> _What to work on_
Please return all of the records verbatim, with the pictures omitted.

> _Collection entries_
————————

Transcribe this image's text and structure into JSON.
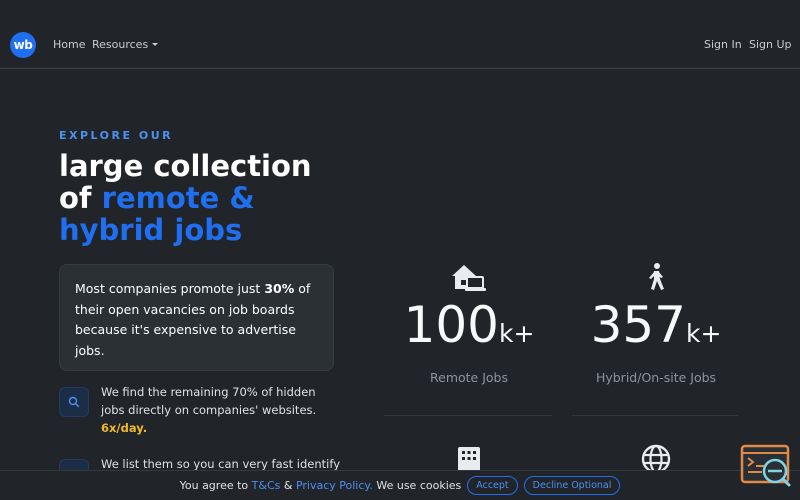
{
  "nav": {
    "logo": "wb",
    "home": "Home",
    "resources": "Resources",
    "sign_in": "Sign In",
    "sign_up": "Sign Up"
  },
  "hero": {
    "eyebrow": "EXPLORE OUR",
    "headline_line1": "large collection",
    "headline_of": "of",
    "headline_accent1": "remote &",
    "headline_accent2": "hybrid jobs",
    "intro_before": "Most companies promote just",
    "intro_bold": "30%",
    "intro_after": "of their open vacancies on job boards because it's expensive to advertise jobs."
  },
  "features": [
    {
      "icon": "search-icon",
      "text": "We find the remaining 70% of hidden jobs directly on companies' websites.",
      "highlight": "6x/day."
    },
    {
      "icon": "list-icon",
      "text": "We list them so you can very fast identify",
      "highlight": ""
    }
  ],
  "stats": [
    {
      "icon": "house-laptop-icon",
      "number": "100",
      "unit": "k+",
      "label": "Remote Jobs"
    },
    {
      "icon": "person-walking-icon",
      "number": "357",
      "unit": "k+",
      "label": "Hybrid/On-site Jobs"
    },
    {
      "icon": "building-icon",
      "number": "",
      "unit": "",
      "label": ""
    },
    {
      "icon": "globe-icon",
      "number": "",
      "unit": "",
      "label": ""
    }
  ],
  "cookie": {
    "prefix": "You agree to",
    "tcs": "T&Cs",
    "amp": "&",
    "privacy": "Privacy Policy.",
    "cookies_text": "We use cookies",
    "accept": "Accept",
    "decline": "Decline Optional"
  },
  "colors": {
    "background": "#212529",
    "accent": "#1f6ff0",
    "highlight": "#f0b92a",
    "muted": "#8d949b"
  }
}
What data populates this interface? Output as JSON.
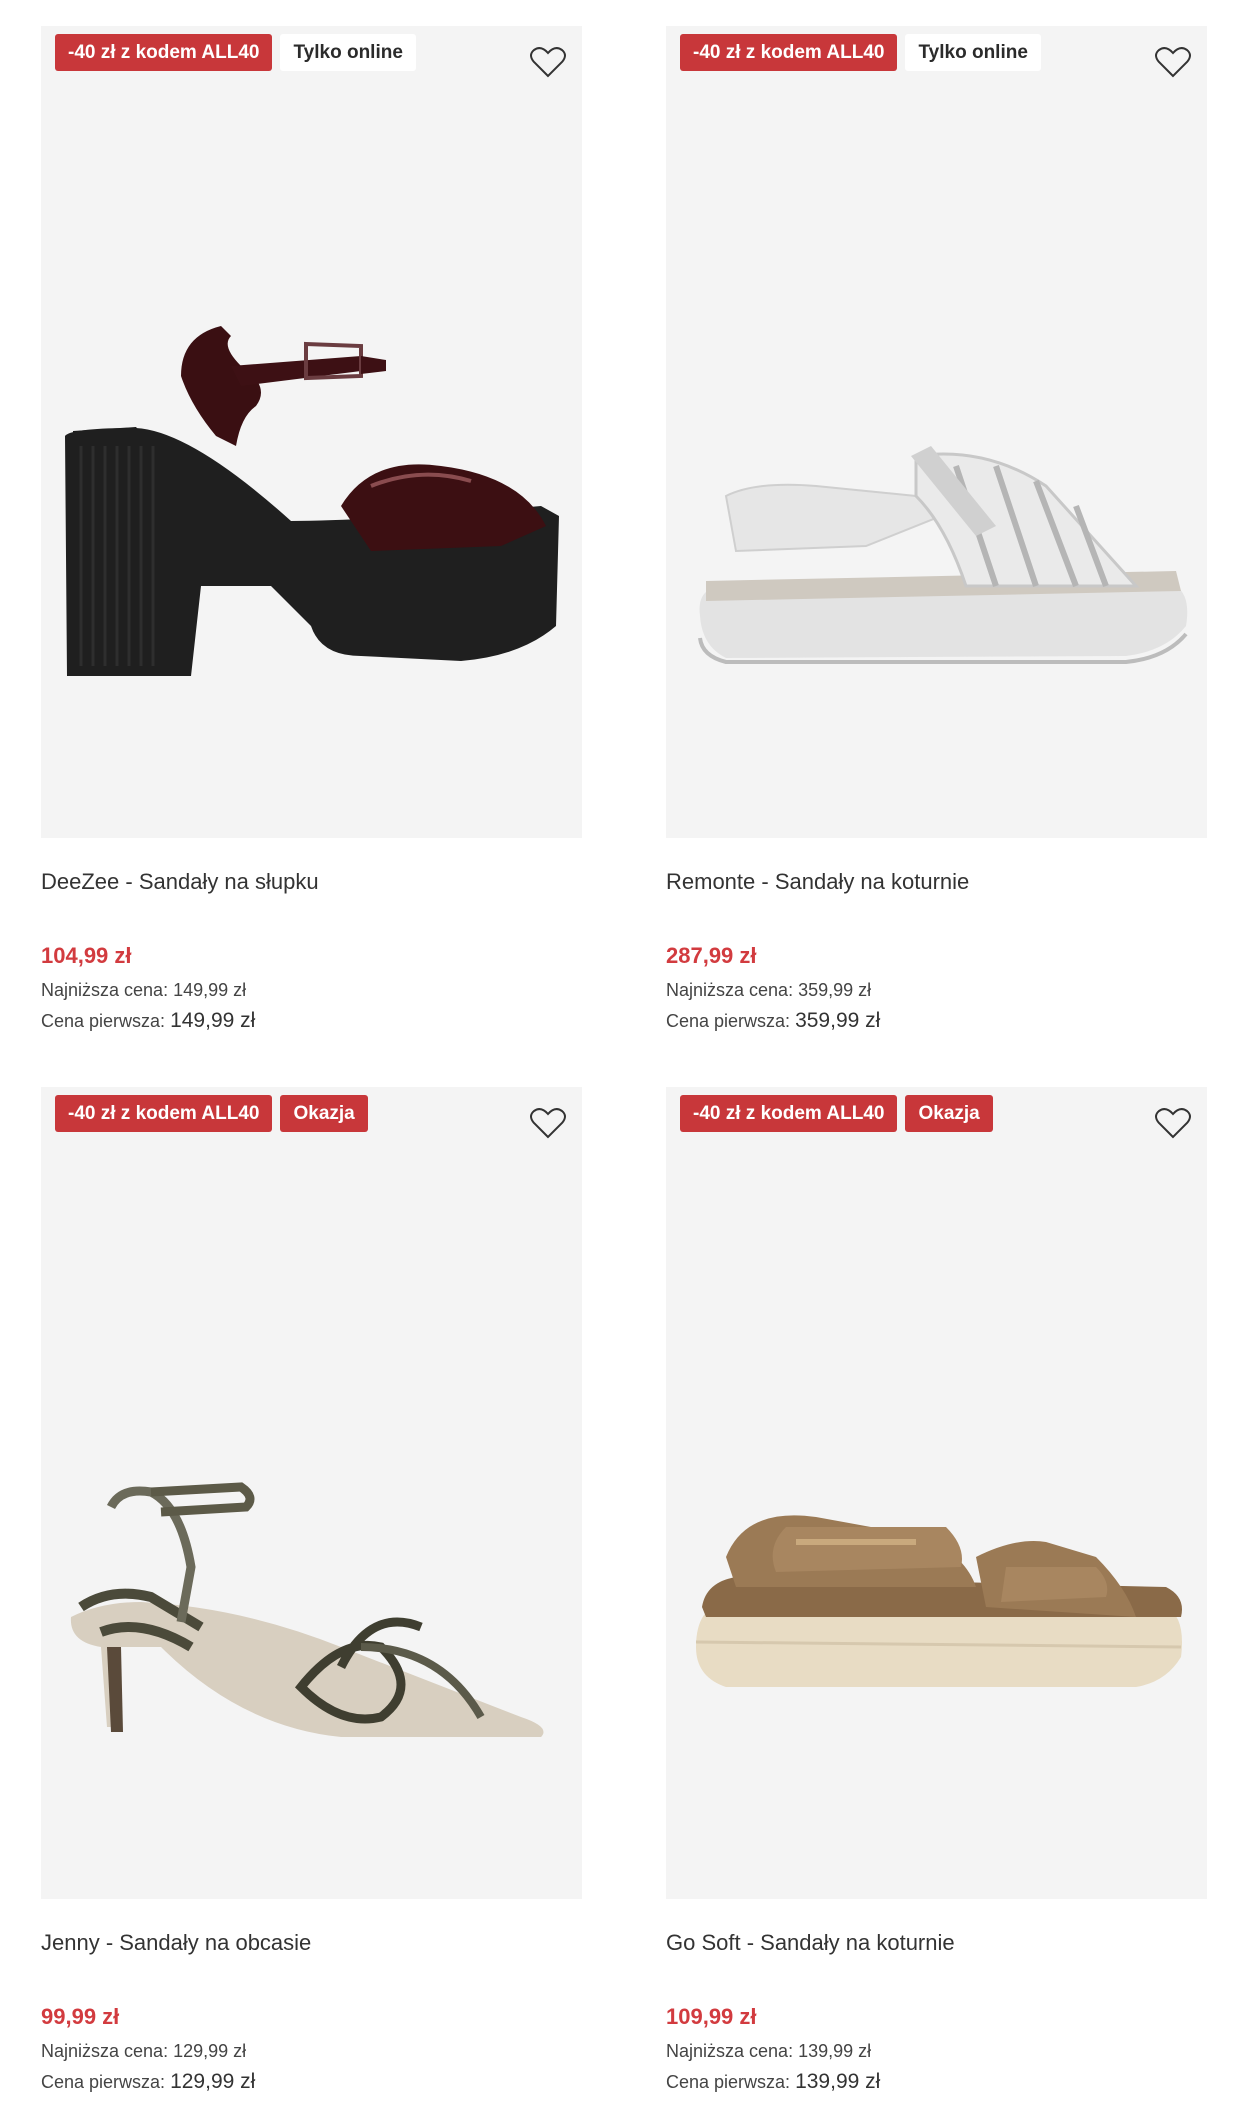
{
  "products": [
    {
      "badges": [
        {
          "text": "-40 zł z kodem ALL40",
          "style": "red"
        },
        {
          "text": "Tylko online",
          "style": "white"
        }
      ],
      "name": "DeeZee - Sandały na słupku",
      "price": "104,99 zł",
      "lowest_label": "Najniższa cena:",
      "lowest_value": "149,99 zł",
      "first_label": "Cena pierwsza:",
      "first_value": "149,99 zł",
      "image": "black platform sandal with burgundy patent straps"
    },
    {
      "badges": [
        {
          "text": "-40 zł z kodem ALL40",
          "style": "red"
        },
        {
          "text": "Tylko online",
          "style": "white"
        }
      ],
      "name": "Remonte - Sandały na koturnie",
      "price": "287,99 zł",
      "lowest_label": "Najniższa cena:",
      "lowest_value": "359,99 zł",
      "first_label": "Cena pierwsza:",
      "first_value": "359,99 zł",
      "image": "silver wedge sandal"
    },
    {
      "badges": [
        {
          "text": "-40 zł z kodem ALL40",
          "style": "red"
        },
        {
          "text": "Okazja",
          "style": "red"
        }
      ],
      "name": "Jenny - Sandały na obcasie",
      "price": "99,99 zł",
      "lowest_label": "Najniższa cena:",
      "lowest_value": "129,99 zł",
      "first_label": "Cena pierwsza:",
      "first_value": "129,99 zł",
      "image": "snake print kitten heel sandal"
    },
    {
      "badges": [
        {
          "text": "-40 zł z kodem ALL40",
          "style": "red"
        },
        {
          "text": "Okazja",
          "style": "red"
        }
      ],
      "name": "Go Soft - Sandały na koturnie",
      "price": "109,99 zł",
      "lowest_label": "Najniższa cena:",
      "lowest_value": "139,99 zł",
      "first_label": "Cena pierwsza:",
      "first_value": "139,99 zł",
      "image": "brown velcro wedge sandal"
    }
  ],
  "icons": {
    "wishlist": "heart-outline-icon"
  },
  "colors": {
    "promo_badge": "#c8373a",
    "sale_price": "#d23b3f",
    "image_bg": "#f4f4f4"
  }
}
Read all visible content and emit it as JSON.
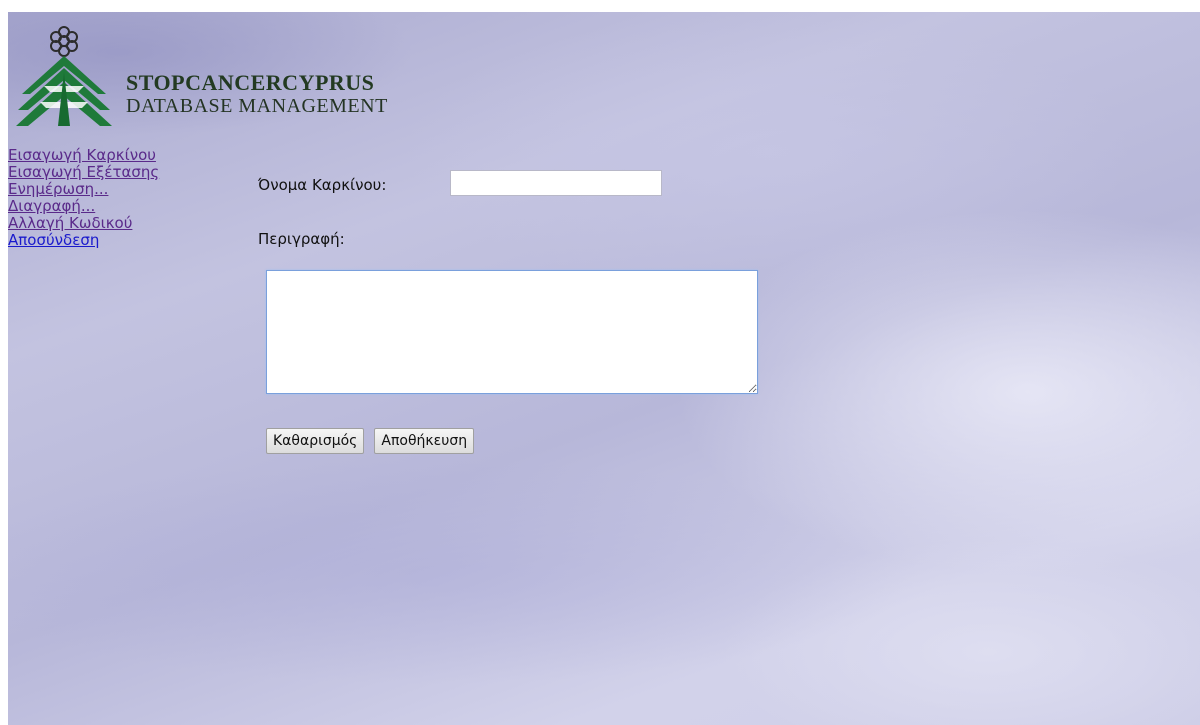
{
  "logo": {
    "line1": "STOPCANCERCYPRUS",
    "line2": "DATABASE MANAGEMENT"
  },
  "nav": {
    "items": [
      {
        "label": "Εισαγωγή Καρκίνου"
      },
      {
        "label": "Εισαγωγή Εξέτασης"
      },
      {
        "label": "Ενημέρωση..."
      },
      {
        "label": "Διαγραφή..."
      },
      {
        "label": "Αλλαγή Κωδικού"
      },
      {
        "label": "Αποσύνδεση"
      }
    ]
  },
  "form": {
    "name_label": "Όνομα Καρκίνου:",
    "name_value": "",
    "description_label": "Περιγραφή:",
    "description_value": "",
    "clear_label": "Καθαρισμός",
    "save_label": "Αποθήκευση"
  },
  "colors": {
    "visited_link": "#5a2a8a",
    "link": "#1a1acc",
    "logo_green": "#1f7a3a"
  }
}
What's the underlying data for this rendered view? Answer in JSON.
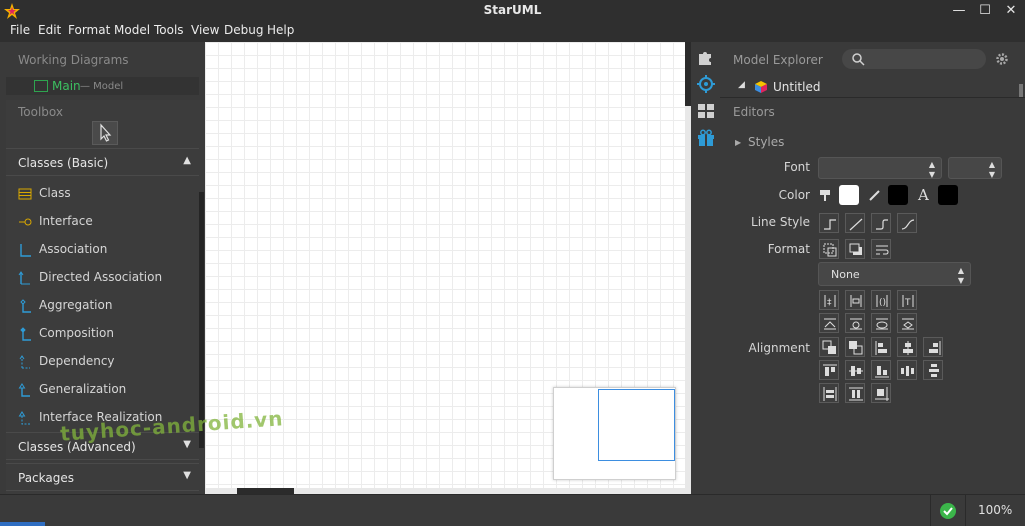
{
  "window": {
    "title": "StarUML"
  },
  "menu": [
    "File",
    "Edit",
    "Format",
    "Model",
    "Tools",
    "View",
    "Debug",
    "Help"
  ],
  "left": {
    "working_diagrams_title": "Working Diagrams",
    "diagram_item": {
      "name": "Main",
      "sub": "— Model"
    },
    "toolbox_title": "Toolbox",
    "group_basic": "Classes (Basic)",
    "tools": [
      "Class",
      "Interface",
      "Association",
      "Directed Association",
      "Aggregation",
      "Composition",
      "Dependency",
      "Generalization",
      "Interface Realization"
    ],
    "group_advanced": "Classes (Advanced)",
    "group_packages": "Packages"
  },
  "right": {
    "model_explorer_title": "Model Explorer",
    "model_root": "Untitled",
    "editors_title": "Editors",
    "styles_label": "Styles",
    "font_label": "Font",
    "color_label": "Color",
    "line_style_label": "Line Style",
    "format_label": "Format",
    "format_value": "None",
    "alignment_label": "Alignment",
    "colors": {
      "fill": "#ffffff",
      "line": "#000000",
      "font": "#000000"
    }
  },
  "status": {
    "zoom": "100%"
  },
  "watermark": "tuyhoc-android.vn"
}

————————

> _Solution to this task_
Transcribe this image's text and structure into JSON.
{
  "nav": {
    "logo": "wb",
    "home": "Home",
    "resources": "Resources",
    "sign_in": "Sign In",
    "sign_up": "Sign Up"
  },
  "hero": {
    "eyebrow": "EXPLORE OUR",
    "headline_line1": "large collection",
    "headline_of": "of",
    "headline_accent1": "remote &",
    "headline_accent2": "hybrid jobs",
    "intro_before": "Most companies promote just",
    "intro_bold": "30%",
    "intro_after": "of their open vacancies on job boards because it's expensive to advertise jobs."
  },
  "features": [
    {
      "icon": "search-icon",
      "text": "We find the remaining 70% of hidden jobs directly on companies' websites.",
      "highlight": "6x/day."
    },
    {
      "icon": "list-icon",
      "text": "We list them so you can very fast identify",
      "highlight": ""
    }
  ],
  "stats": [
    {
      "icon": "house-laptop-icon",
      "number": "100",
      "unit": "k+",
      "label": "Remote Jobs"
    },
    {
      "icon": "person-walking-icon",
      "number": "357",
      "unit": "k+",
      "label": "Hybrid/On-site Jobs"
    },
    {
      "icon": "building-icon",
      "number": "",
      "unit": "",
      "label": ""
    },
    {
      "icon": "globe-icon",
      "number": "",
      "unit": "",
      "label": ""
    }
  ],
  "cookie": {
    "prefix": "You agree to",
    "tcs": "T&Cs",
    "amp": "&",
    "privacy": "Privacy Policy.",
    "cookies_text": "We use cookies",
    "accept": "Accept",
    "decline": "Decline Optional"
  },
  "colors": {
    "background": "#212529",
    "accent": "#1f6ff0",
    "highlight": "#f0b92a",
    "muted": "#8d949b"
  }
}
What data populates this interface? Output as JSON.
{
  "products": [
    {
      "badges": [
        {
          "text": "-40 zł z kodem ALL40",
          "style": "red"
        },
        {
          "text": "Tylko online",
          "style": "white"
        }
      ],
      "name": "DeeZee - Sandały na słupku",
      "price": "104,99 zł",
      "lowest_label": "Najniższa cena:",
      "lowest_value": "149,99 zł",
      "first_label": "Cena pierwsza:",
      "first_value": "149,99 zł",
      "image": "black platform sandal with burgundy patent straps"
    },
    {
      "badges": [
        {
          "text": "-40 zł z kodem ALL40",
          "style": "red"
        },
        {
          "text": "Tylko online",
          "style": "white"
        }
      ],
      "name": "Remonte - Sandały na koturnie",
      "price": "287,99 zł",
      "lowest_label": "Najniższa cena:",
      "lowest_value": "359,99 zł",
      "first_label": "Cena pierwsza:",
      "first_value": "359,99 zł",
      "image": "silver wedge sandal"
    },
    {
      "badges": [
        {
          "text": "-40 zł z kodem ALL40",
          "style": "red"
        },
        {
          "text": "Okazja",
          "style": "red"
        }
      ],
      "name": "Jenny - Sandały na obcasie",
      "price": "99,99 zł",
      "lowest_label": "Najniższa cena:",
      "lowest_value": "129,99 zł",
      "first_label": "Cena pierwsza:",
      "first_value": "129,99 zł",
      "image": "snake print kitten heel sandal"
    },
    {
      "badges": [
        {
          "text": "-40 zł z kodem ALL40",
          "style": "red"
        },
        {
          "text": "Okazja",
          "style": "red"
        }
      ],
      "name": "Go Soft - Sandały na koturnie",
      "price": "109,99 zł",
      "lowest_label": "Najniższa cena:",
      "lowest_value": "139,99 zł",
      "first_label": "Cena pierwsza:",
      "first_value": "139,99 zł",
      "image": "brown velcro wedge sandal"
    }
  ],
  "icons": {
    "wishlist": "heart-outline-icon"
  },
  "colors": {
    "promo_badge": "#c8373a",
    "sale_price": "#d23b3f",
    "image_bg": "#f4f4f4"
  }
}
Read all visible content and emit it as JSON.
{
  "logo": {
    "line1": "STOPCANCERCYPRUS",
    "line2": "DATABASE MANAGEMENT"
  },
  "nav": {
    "items": [
      {
        "label": "Εισαγωγή Καρκίνου"
      },
      {
        "label": "Εισαγωγή Εξέτασης"
      },
      {
        "label": "Ενημέρωση..."
      },
      {
        "label": "Διαγραφή..."
      },
      {
        "label": "Αλλαγή Κωδικού"
      },
      {
        "label": "Αποσύνδεση"
      }
    ]
  },
  "form": {
    "name_label": "Όνομα Καρκίνου:",
    "name_value": "",
    "description_label": "Περιγραφή:",
    "description_value": "",
    "clear_label": "Καθαρισμός",
    "save_label": "Αποθήκευση"
  },
  "colors": {
    "visited_link": "#5a2a8a",
    "link": "#1a1acc",
    "logo_green": "#1f7a3a"
  }
}
What's the underlying data for this rendered view? Answer in JSON.
{
  "window": {
    "title": "StarUML"
  },
  "menu": [
    "File",
    "Edit",
    "Format",
    "Model",
    "Tools",
    "View",
    "Debug",
    "Help"
  ],
  "left": {
    "working_diagrams_title": "Working Diagrams",
    "diagram_item": {
      "name": "Main",
      "sub": "— Model"
    },
    "toolbox_title": "Toolbox",
    "group_basic": "Classes (Basic)",
    "tools": [
      "Class",
      "Interface",
      "Association",
      "Directed Association",
      "Aggregation",
      "Composition",
      "Dependency",
      "Generalization",
      "Interface Realization"
    ],
    "group_advanced": "Classes (Advanced)",
    "group_packages": "Packages"
  },
  "right": {
    "model_explorer_title": "Model Explorer",
    "model_root": "Untitled",
    "editors_title": "Editors",
    "styles_label": "Styles",
    "font_label": "Font",
    "color_label": "Color",
    "line_style_label": "Line Style",
    "format_label": "Format",
    "format_value": "None",
    "alignment_label": "Alignment",
    "colors": {
      "fill": "#ffffff",
      "line": "#000000",
      "font": "#000000"
    }
  },
  "status": {
    "zoom": "100%"
  },
  "watermark": "tuyhoc-android.vn"
}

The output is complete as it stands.